(RECORDS SUPPLIED)
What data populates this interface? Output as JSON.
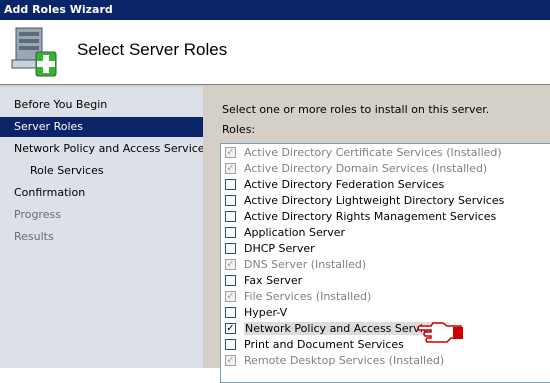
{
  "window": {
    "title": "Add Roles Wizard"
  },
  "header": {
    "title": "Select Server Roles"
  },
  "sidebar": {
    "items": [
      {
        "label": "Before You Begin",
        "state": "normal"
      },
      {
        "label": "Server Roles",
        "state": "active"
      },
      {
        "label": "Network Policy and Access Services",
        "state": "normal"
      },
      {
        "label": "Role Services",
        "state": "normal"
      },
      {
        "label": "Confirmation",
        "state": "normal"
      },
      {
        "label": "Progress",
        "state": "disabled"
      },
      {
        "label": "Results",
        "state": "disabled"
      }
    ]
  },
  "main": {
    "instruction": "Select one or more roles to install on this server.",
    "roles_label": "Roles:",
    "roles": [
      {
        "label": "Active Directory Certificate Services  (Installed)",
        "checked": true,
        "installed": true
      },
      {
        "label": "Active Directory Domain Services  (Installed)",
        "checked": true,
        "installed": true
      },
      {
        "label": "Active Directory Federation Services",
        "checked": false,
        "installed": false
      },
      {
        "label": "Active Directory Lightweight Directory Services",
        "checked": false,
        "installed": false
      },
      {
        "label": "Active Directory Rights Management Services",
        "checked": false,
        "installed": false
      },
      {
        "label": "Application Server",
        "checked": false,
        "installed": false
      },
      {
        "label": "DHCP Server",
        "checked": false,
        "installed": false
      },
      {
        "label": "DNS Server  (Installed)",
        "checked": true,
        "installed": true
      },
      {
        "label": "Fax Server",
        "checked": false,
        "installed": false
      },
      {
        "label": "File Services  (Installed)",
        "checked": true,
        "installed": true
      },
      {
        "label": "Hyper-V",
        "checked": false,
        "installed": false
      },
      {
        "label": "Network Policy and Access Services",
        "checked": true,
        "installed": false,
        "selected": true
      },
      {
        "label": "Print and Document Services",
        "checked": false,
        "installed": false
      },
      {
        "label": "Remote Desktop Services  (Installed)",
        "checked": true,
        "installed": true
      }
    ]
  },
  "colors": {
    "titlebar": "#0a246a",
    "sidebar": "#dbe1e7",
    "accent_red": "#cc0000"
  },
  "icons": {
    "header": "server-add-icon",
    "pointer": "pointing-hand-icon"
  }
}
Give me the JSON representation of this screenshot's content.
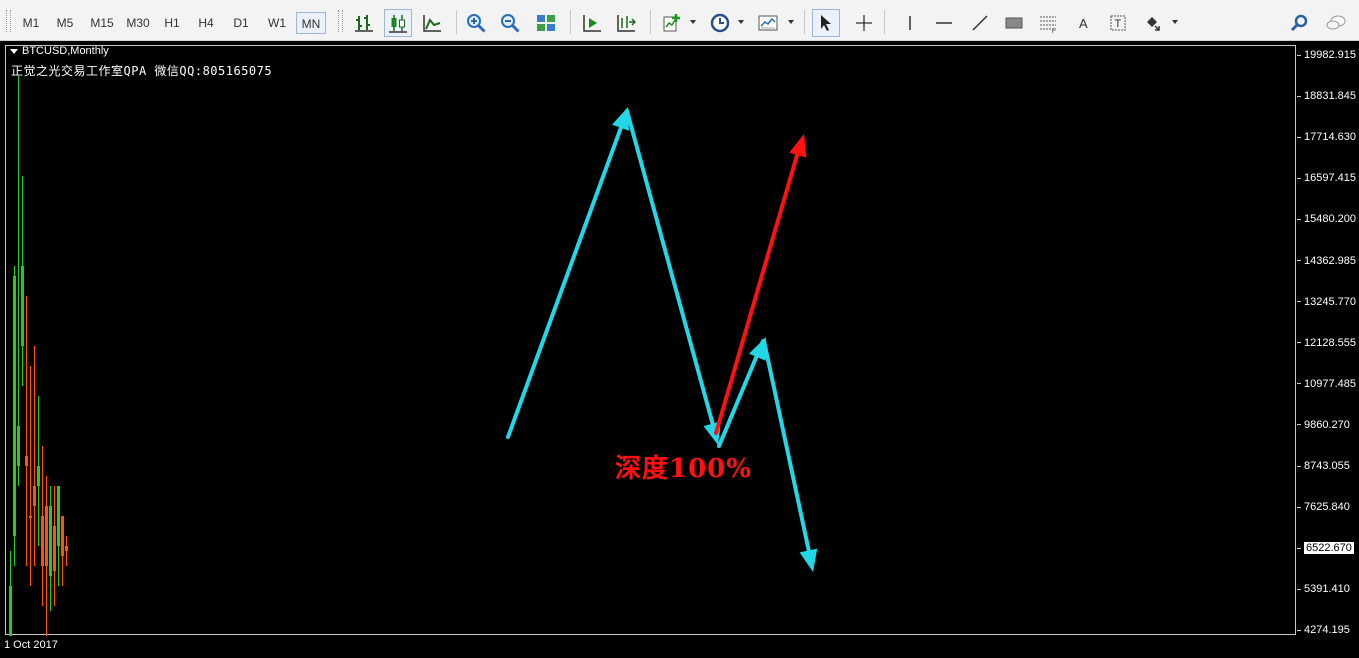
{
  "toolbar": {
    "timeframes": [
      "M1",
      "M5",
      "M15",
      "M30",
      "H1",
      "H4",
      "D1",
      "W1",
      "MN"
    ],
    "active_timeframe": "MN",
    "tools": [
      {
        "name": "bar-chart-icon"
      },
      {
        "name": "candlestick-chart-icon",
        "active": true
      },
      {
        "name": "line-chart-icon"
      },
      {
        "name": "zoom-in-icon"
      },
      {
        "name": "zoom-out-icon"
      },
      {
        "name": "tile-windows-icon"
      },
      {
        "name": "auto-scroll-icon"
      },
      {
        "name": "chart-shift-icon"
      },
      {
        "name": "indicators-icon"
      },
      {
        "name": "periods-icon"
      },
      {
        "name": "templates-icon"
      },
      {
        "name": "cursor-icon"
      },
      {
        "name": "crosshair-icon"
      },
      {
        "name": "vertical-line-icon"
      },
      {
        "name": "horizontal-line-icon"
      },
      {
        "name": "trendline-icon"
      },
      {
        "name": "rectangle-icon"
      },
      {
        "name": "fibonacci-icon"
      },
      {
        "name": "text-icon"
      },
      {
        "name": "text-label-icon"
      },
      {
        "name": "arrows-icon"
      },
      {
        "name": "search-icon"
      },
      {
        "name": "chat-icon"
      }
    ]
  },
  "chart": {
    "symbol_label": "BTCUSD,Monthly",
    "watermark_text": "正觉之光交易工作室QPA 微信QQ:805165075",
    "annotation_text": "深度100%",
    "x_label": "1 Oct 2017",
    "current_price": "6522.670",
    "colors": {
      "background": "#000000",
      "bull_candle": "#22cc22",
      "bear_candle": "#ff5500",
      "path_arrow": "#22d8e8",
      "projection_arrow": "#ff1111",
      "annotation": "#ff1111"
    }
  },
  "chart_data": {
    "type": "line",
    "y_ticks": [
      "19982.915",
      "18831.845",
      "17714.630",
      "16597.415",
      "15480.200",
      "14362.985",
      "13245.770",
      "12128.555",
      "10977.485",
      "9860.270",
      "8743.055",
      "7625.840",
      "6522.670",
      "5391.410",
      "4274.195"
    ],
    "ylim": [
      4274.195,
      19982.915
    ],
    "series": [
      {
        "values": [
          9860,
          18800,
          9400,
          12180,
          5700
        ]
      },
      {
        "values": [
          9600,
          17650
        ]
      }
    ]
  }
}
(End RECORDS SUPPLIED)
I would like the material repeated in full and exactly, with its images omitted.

SOLUTION TO THIS EXERCISE —
What data populates this interface? Output as JSON.
{
  "window": {
    "title": "Add Roles Wizard"
  },
  "header": {
    "title": "Select Server Roles"
  },
  "sidebar": {
    "items": [
      {
        "label": "Before You Begin",
        "state": "normal"
      },
      {
        "label": "Server Roles",
        "state": "active"
      },
      {
        "label": "Network Policy and Access Services",
        "state": "normal"
      },
      {
        "label": "Role Services",
        "state": "normal"
      },
      {
        "label": "Confirmation",
        "state": "normal"
      },
      {
        "label": "Progress",
        "state": "disabled"
      },
      {
        "label": "Results",
        "state": "disabled"
      }
    ]
  },
  "main": {
    "instruction": "Select one or more roles to install on this server.",
    "roles_label": "Roles:",
    "roles": [
      {
        "label": "Active Directory Certificate Services  (Installed)",
        "checked": true,
        "installed": true
      },
      {
        "label": "Active Directory Domain Services  (Installed)",
        "checked": true,
        "installed": true
      },
      {
        "label": "Active Directory Federation Services",
        "checked": false,
        "installed": false
      },
      {
        "label": "Active Directory Lightweight Directory Services",
        "checked": false,
        "installed": false
      },
      {
        "label": "Active Directory Rights Management Services",
        "checked": false,
        "installed": false
      },
      {
        "label": "Application Server",
        "checked": false,
        "installed": false
      },
      {
        "label": "DHCP Server",
        "checked": false,
        "installed": false
      },
      {
        "label": "DNS Server  (Installed)",
        "checked": true,
        "installed": true
      },
      {
        "label": "Fax Server",
        "checked": false,
        "installed": false
      },
      {
        "label": "File Services  (Installed)",
        "checked": true,
        "installed": true
      },
      {
        "label": "Hyper-V",
        "checked": false,
        "installed": false
      },
      {
        "label": "Network Policy and Access Services",
        "checked": true,
        "installed": false,
        "selected": true
      },
      {
        "label": "Print and Document Services",
        "checked": false,
        "installed": false
      },
      {
        "label": "Remote Desktop Services  (Installed)",
        "checked": true,
        "installed": true
      }
    ]
  },
  "colors": {
    "titlebar": "#0a246a",
    "sidebar": "#dbe1e7",
    "accent_red": "#cc0000"
  },
  "icons": {
    "header": "server-add-icon",
    "pointer": "pointing-hand-icon"
  }
}
Give me the JSON representation of this screenshot's content.
{
  "toolbar": {
    "timeframes": [
      "M1",
      "M5",
      "M15",
      "M30",
      "H1",
      "H4",
      "D1",
      "W1",
      "MN"
    ],
    "active_timeframe": "MN",
    "tools": [
      {
        "name": "bar-chart-icon"
      },
      {
        "name": "candlestick-chart-icon",
        "active": true
      },
      {
        "name": "line-chart-icon"
      },
      {
        "name": "zoom-in-icon"
      },
      {
        "name": "zoom-out-icon"
      },
      {
        "name": "tile-windows-icon"
      },
      {
        "name": "auto-scroll-icon"
      },
      {
        "name": "chart-shift-icon"
      },
      {
        "name": "indicators-icon"
      },
      {
        "name": "periods-icon"
      },
      {
        "name": "templates-icon"
      },
      {
        "name": "cursor-icon"
      },
      {
        "name": "crosshair-icon"
      },
      {
        "name": "vertical-line-icon"
      },
      {
        "name": "horizontal-line-icon"
      },
      {
        "name": "trendline-icon"
      },
      {
        "name": "rectangle-icon"
      },
      {
        "name": "fibonacci-icon"
      },
      {
        "name": "text-icon"
      },
      {
        "name": "text-label-icon"
      },
      {
        "name": "arrows-icon"
      },
      {
        "name": "search-icon"
      },
      {
        "name": "chat-icon"
      }
    ]
  },
  "chart": {
    "symbol_label": "BTCUSD,Monthly",
    "watermark_text": "正觉之光交易工作室QPA 微信QQ:805165075",
    "annotation_text": "深度100%",
    "x_label": "1 Oct 2017",
    "current_price": "6522.670",
    "colors": {
      "background": "#000000",
      "bull_candle": "#22cc22",
      "bear_candle": "#ff5500",
      "path_arrow": "#22d8e8",
      "projection_arrow": "#ff1111",
      "annotation": "#ff1111"
    }
  },
  "chart_data": {
    "type": "line",
    "y_ticks": [
      "19982.915",
      "18831.845",
      "17714.630",
      "16597.415",
      "15480.200",
      "14362.985",
      "13245.770",
      "12128.555",
      "10977.485",
      "9860.270",
      "8743.055",
      "7625.840",
      "6522.670",
      "5391.410",
      "4274.195"
    ],
    "ylim": [
      4274.195,
      19982.915
    ],
    "series": [
      {
        "values": [
          9860,
          18800,
          9400,
          12180,
          5700
        ]
      },
      {
        "values": [
          9600,
          17650
        ]
      }
    ]
  }
}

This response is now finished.